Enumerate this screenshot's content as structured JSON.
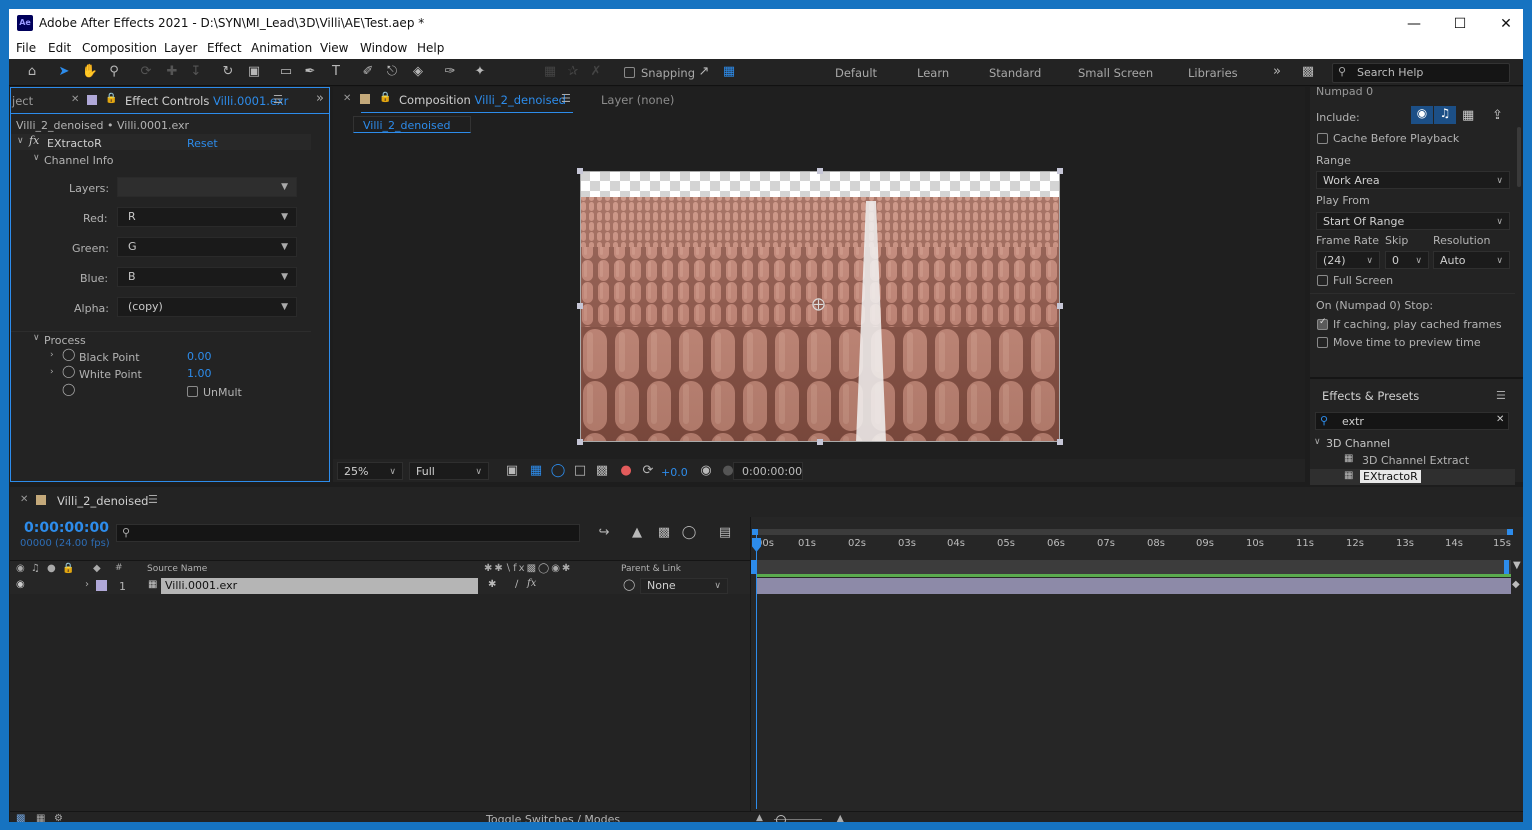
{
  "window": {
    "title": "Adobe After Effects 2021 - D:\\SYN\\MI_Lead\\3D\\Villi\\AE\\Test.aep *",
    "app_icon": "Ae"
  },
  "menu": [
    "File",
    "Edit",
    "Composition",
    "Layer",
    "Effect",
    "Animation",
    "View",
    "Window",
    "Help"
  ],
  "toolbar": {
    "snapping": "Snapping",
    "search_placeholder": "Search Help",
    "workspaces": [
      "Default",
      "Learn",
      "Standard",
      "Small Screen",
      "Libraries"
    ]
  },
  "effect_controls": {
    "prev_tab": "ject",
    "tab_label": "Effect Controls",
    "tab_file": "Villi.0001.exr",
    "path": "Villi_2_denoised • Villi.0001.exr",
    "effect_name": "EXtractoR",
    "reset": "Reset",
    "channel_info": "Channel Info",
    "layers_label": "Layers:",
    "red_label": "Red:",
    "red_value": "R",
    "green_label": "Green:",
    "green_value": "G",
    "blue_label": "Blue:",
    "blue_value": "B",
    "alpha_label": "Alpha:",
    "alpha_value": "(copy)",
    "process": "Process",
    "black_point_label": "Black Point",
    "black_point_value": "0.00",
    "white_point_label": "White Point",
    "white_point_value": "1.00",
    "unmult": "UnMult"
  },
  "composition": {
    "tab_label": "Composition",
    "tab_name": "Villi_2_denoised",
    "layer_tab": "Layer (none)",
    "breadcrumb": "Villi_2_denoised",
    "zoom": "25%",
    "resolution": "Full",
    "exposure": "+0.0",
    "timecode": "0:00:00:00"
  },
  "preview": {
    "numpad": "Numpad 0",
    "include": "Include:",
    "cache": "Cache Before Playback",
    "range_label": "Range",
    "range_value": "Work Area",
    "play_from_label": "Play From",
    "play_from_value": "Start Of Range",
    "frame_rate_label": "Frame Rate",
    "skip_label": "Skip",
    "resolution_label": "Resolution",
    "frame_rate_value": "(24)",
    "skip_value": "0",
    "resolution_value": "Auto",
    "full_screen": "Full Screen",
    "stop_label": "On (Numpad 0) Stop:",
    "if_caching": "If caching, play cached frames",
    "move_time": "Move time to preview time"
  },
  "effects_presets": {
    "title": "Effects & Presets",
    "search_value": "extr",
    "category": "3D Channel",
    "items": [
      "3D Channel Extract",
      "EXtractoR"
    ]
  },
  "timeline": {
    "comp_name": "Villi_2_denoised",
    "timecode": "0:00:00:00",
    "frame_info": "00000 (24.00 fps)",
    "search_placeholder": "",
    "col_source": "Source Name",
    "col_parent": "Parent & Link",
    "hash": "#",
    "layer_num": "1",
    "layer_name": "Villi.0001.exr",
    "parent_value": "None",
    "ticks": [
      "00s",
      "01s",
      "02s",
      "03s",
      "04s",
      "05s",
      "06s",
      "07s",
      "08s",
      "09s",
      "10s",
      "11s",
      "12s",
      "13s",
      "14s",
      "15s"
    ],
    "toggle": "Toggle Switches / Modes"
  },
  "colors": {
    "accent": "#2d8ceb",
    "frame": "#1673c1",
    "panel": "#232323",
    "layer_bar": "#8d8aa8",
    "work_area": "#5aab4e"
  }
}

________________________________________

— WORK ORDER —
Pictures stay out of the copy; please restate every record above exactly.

— PROBLEM SOLUTION —
Enumerate this screenshot's content as structured JSON.
{
  "window": {
    "title": "Adobe After Effects 2021 - D:\\SYN\\MI_Lead\\3D\\Villi\\AE\\Test.aep *",
    "app_icon": "Ae"
  },
  "menu": [
    "File",
    "Edit",
    "Composition",
    "Layer",
    "Effect",
    "Animation",
    "View",
    "Window",
    "Help"
  ],
  "toolbar": {
    "snapping": "Snapping",
    "search_placeholder": "Search Help",
    "workspaces": [
      "Default",
      "Learn",
      "Standard",
      "Small Screen",
      "Libraries"
    ]
  },
  "effect_controls": {
    "prev_tab": "ject",
    "tab_label": "Effect Controls",
    "tab_file": "Villi.0001.exr",
    "path": "Villi_2_denoised • Villi.0001.exr",
    "effect_name": "EXtractoR",
    "reset": "Reset",
    "channel_info": "Channel Info",
    "layers_label": "Layers:",
    "red_label": "Red:",
    "red_value": "R",
    "green_label": "Green:",
    "green_value": "G",
    "blue_label": "Blue:",
    "blue_value": "B",
    "alpha_label": "Alpha:",
    "alpha_value": "(copy)",
    "process": "Process",
    "black_point_label": "Black Point",
    "black_point_value": "0.00",
    "white_point_label": "White Point",
    "white_point_value": "1.00",
    "unmult": "UnMult"
  },
  "composition": {
    "tab_label": "Composition",
    "tab_name": "Villi_2_denoised",
    "layer_tab": "Layer (none)",
    "breadcrumb": "Villi_2_denoised",
    "zoom": "25%",
    "resolution": "Full",
    "exposure": "+0.0",
    "timecode": "0:00:00:00"
  },
  "preview": {
    "numpad": "Numpad 0",
    "include": "Include:",
    "cache": "Cache Before Playback",
    "range_label": "Range",
    "range_value": "Work Area",
    "play_from_label": "Play From",
    "play_from_value": "Start Of Range",
    "frame_rate_label": "Frame Rate",
    "skip_label": "Skip",
    "resolution_label": "Resolution",
    "frame_rate_value": "(24)",
    "skip_value": "0",
    "resolution_value": "Auto",
    "full_screen": "Full Screen",
    "stop_label": "On (Numpad 0) Stop:",
    "if_caching": "If caching, play cached frames",
    "move_time": "Move time to preview time"
  },
  "effects_presets": {
    "title": "Effects & Presets",
    "search_value": "extr",
    "category": "3D Channel",
    "items": [
      "3D Channel Extract",
      "EXtractoR"
    ]
  },
  "timeline": {
    "comp_name": "Villi_2_denoised",
    "timecode": "0:00:00:00",
    "frame_info": "00000 (24.00 fps)",
    "search_placeholder": "",
    "col_source": "Source Name",
    "col_parent": "Parent & Link",
    "hash": "#",
    "layer_num": "1",
    "layer_name": "Villi.0001.exr",
    "parent_value": "None",
    "ticks": [
      "00s",
      "01s",
      "02s",
      "03s",
      "04s",
      "05s",
      "06s",
      "07s",
      "08s",
      "09s",
      "10s",
      "11s",
      "12s",
      "13s",
      "14s",
      "15s"
    ],
    "toggle": "Toggle Switches / Modes"
  },
  "colors": {
    "accent": "#2d8ceb",
    "frame": "#1673c1",
    "panel": "#232323",
    "layer_bar": "#8d8aa8",
    "work_area": "#5aab4e"
  }
}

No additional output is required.